TASK DETAILS: Whenever a picture appears in the data, skip it and write out all other material exactly.

------

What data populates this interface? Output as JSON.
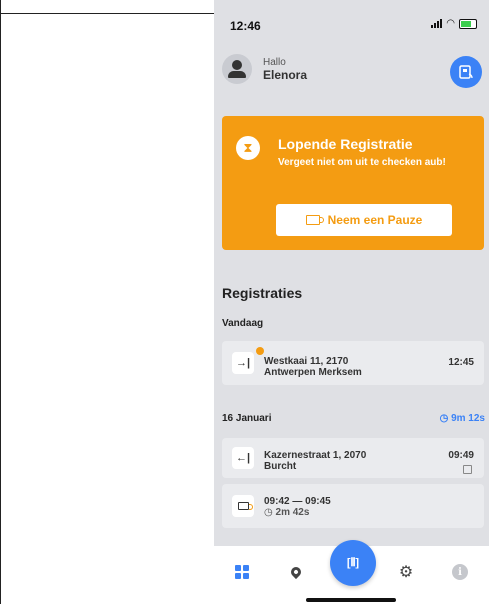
{
  "status": {
    "time": "12:46"
  },
  "header": {
    "greeting": "Hallo",
    "user_name": "Elenora",
    "card_icon": "card-scan-icon"
  },
  "banner": {
    "title": "Lopende Registratie",
    "subtitle": "Vergeet niet om uit te checken aub!",
    "pause_label": "Neem een Pauze",
    "color": "#f49c12"
  },
  "registrations": {
    "title": "Registraties",
    "today_label": "Vandaag",
    "today_items": [
      {
        "icon": "check-in-icon",
        "glyph": "→|",
        "address_line1": "Westkaai 11, 2170",
        "address_line2": "Antwerpen Merksem",
        "time": "12:45"
      }
    ],
    "day2_label": "16 Januari",
    "day2_duration": "9m 12s",
    "day2_items": [
      {
        "icon": "check-out-icon",
        "glyph": "←|",
        "address_line1": "Kazernestraat 1, 2070",
        "address_line2": "Burcht",
        "time": "09:49"
      },
      {
        "icon": "pause-cup-icon",
        "range": "09:42  —  09:45",
        "duration": "2m 42s"
      }
    ]
  },
  "nav": {
    "items": [
      "dashboard-icon",
      "location-icon",
      "scan-icon",
      "settings-icon",
      "info-icon"
    ],
    "accent": "#3b82f6"
  }
}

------

EXPECTED ANSWER:
What data populates this interface? Output as JSON.
{
  "status": {
    "time": "12:46"
  },
  "header": {
    "greeting": "Hallo",
    "user_name": "Elenora",
    "card_icon": "card-scan-icon"
  },
  "banner": {
    "title": "Lopende Registratie",
    "subtitle": "Vergeet niet om uit te checken aub!",
    "pause_label": "Neem een Pauze",
    "color": "#f49c12"
  },
  "registrations": {
    "title": "Registraties",
    "today_label": "Vandaag",
    "today_items": [
      {
        "icon": "check-in-icon",
        "glyph": "→|",
        "address_line1": "Westkaai 11, 2170",
        "address_line2": "Antwerpen Merksem",
        "time": "12:45"
      }
    ],
    "day2_label": "16 Januari",
    "day2_duration": "9m 12s",
    "day2_items": [
      {
        "icon": "check-out-icon",
        "glyph": "←|",
        "address_line1": "Kazernestraat 1, 2070",
        "address_line2": "Burcht",
        "time": "09:49"
      },
      {
        "icon": "pause-cup-icon",
        "range": "09:42  —  09:45",
        "duration": "2m 42s"
      }
    ]
  },
  "nav": {
    "items": [
      "dashboard-icon",
      "location-icon",
      "scan-icon",
      "settings-icon",
      "info-icon"
    ],
    "accent": "#3b82f6"
  }
}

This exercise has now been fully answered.